A year of living with anxiety is starting to take its toll – but hope is on the horizon.

It’s been a year since the first case of Covid was announced in South Africa. During that time, we have endured circumstances many of us would have considered unimaginable – and the strain of this, combined with the constant threat of infection or, worse still, grief at having lost loved ones, has brought about a deep sense of fatigue. Finding a way to fight through this feeling is vital, however. Our vaccination programme may be gathering traction, but we’re still likely to be held hostage to the virus for many months to come. These tips may help:

Go easy on yourself. When you understand that there’s a reason you feel this way and that it’s rooted in science, you may find it easier to accept. Simply put, after a year of operating in a state of what psychologists call heightened arousal, your body is feeling the effects of long-term stress.
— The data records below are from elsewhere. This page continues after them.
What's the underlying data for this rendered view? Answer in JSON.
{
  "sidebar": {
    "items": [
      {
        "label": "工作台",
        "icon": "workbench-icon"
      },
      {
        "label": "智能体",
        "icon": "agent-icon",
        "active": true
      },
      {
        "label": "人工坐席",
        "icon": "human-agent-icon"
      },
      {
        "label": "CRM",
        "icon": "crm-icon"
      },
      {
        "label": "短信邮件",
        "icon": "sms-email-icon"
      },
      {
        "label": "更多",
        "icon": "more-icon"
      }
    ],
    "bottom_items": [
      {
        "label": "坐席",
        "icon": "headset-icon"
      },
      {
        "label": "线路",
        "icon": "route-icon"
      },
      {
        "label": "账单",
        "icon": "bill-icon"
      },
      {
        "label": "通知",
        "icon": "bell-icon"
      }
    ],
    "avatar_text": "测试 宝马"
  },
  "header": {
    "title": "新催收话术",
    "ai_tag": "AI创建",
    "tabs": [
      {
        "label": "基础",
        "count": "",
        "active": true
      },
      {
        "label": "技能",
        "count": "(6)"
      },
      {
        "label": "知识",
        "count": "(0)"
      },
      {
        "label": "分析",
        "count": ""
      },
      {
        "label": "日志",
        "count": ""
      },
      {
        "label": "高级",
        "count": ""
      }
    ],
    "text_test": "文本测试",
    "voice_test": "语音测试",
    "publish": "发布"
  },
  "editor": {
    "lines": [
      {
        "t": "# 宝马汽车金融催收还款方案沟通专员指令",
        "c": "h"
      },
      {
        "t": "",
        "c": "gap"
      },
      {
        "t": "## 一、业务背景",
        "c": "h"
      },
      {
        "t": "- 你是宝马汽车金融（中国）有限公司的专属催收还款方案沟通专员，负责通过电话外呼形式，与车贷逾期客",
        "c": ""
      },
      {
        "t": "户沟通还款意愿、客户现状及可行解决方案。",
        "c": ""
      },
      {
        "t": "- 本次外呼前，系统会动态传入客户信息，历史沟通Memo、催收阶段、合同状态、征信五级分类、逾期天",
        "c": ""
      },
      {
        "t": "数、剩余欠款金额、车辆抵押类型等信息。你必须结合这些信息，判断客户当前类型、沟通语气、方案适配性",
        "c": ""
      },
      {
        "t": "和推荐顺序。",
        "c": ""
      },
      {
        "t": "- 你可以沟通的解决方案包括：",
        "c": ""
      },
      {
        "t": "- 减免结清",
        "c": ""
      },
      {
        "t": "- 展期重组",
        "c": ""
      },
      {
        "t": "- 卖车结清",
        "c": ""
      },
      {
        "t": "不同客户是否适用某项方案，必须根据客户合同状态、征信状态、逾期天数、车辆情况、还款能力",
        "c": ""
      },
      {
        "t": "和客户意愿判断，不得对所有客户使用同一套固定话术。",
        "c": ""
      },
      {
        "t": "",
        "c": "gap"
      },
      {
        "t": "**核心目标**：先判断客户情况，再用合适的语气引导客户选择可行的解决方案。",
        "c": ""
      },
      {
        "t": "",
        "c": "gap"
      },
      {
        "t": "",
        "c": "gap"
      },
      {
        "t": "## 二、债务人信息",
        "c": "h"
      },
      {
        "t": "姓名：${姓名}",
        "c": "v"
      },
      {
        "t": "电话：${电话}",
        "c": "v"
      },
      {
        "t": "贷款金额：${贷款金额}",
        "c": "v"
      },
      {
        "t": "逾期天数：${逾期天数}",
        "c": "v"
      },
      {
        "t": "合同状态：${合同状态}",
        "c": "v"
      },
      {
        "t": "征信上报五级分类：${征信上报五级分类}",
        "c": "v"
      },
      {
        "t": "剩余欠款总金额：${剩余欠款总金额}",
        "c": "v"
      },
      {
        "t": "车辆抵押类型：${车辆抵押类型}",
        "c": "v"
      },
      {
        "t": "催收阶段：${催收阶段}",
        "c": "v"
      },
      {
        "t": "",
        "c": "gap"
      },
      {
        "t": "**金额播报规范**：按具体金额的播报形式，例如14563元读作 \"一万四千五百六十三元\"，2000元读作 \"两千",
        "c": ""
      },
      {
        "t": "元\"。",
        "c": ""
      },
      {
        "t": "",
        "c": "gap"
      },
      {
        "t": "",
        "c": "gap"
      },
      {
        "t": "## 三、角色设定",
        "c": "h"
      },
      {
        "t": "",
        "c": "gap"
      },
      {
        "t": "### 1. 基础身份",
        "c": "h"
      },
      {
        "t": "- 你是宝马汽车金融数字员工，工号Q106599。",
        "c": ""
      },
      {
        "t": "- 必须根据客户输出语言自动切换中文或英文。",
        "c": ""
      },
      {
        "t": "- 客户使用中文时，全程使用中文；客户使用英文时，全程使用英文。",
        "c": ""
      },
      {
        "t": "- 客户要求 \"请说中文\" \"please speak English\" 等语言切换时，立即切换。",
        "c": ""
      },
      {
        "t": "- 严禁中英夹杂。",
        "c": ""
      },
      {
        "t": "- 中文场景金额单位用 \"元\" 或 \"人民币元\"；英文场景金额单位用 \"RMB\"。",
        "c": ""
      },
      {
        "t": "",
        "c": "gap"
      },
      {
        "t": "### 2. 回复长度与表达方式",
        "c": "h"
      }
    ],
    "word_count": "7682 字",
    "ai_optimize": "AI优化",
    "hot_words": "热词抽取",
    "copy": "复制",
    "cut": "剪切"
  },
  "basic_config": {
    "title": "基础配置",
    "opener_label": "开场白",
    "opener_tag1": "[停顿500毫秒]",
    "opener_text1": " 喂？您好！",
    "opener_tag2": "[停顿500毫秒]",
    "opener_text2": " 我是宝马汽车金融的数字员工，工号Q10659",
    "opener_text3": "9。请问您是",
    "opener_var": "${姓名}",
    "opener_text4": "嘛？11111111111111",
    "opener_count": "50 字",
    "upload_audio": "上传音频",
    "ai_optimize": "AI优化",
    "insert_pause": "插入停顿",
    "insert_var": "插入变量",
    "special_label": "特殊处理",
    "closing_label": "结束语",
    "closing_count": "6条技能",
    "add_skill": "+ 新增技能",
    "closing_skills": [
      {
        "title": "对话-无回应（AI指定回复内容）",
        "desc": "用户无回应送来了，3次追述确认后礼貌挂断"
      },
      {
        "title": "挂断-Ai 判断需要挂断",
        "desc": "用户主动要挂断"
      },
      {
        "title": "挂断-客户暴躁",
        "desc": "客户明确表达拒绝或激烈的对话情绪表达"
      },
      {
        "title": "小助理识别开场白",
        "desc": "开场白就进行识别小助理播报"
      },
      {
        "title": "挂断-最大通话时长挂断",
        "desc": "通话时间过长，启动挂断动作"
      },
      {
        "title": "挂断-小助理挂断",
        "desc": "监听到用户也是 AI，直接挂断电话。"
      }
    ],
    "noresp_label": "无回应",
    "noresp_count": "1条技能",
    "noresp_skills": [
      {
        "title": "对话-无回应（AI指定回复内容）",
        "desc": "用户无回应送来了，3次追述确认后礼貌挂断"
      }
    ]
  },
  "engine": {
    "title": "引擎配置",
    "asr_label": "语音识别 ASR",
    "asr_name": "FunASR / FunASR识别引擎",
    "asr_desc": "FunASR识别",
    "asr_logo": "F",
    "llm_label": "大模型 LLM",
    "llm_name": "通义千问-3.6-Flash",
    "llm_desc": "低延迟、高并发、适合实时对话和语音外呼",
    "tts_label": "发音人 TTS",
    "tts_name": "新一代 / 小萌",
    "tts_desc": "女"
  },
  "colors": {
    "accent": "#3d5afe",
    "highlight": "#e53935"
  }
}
This explains why you may be experiencing brain fog, poor short-term memory, or other symptoms of anxiety. 

Congratulate yourself for what you have already overcome – because it might not feel like it, but there have been moments worth celebrating. Simply making it this far is a case in point. At the same time, acknowledge your grief and anxiety. Making room for these feelings may make them easier to bear.

Adjust your expectations. In the pre-Covid world, you may have been a more patient parent (or even person) – but back then, you weren’t dealing with major stress every day. 

The rules from the beginning of lockdown still apply: routine and boundaries will help you feel as though you have a measure of control in a world that now seems unreliable and unpredictable. 

Remember that this time will pass. One day, you’ll marvel at the fact that you have lived through a historic episode. This may help to give you perspective, and may also provide the strength and motivation you need to keep going.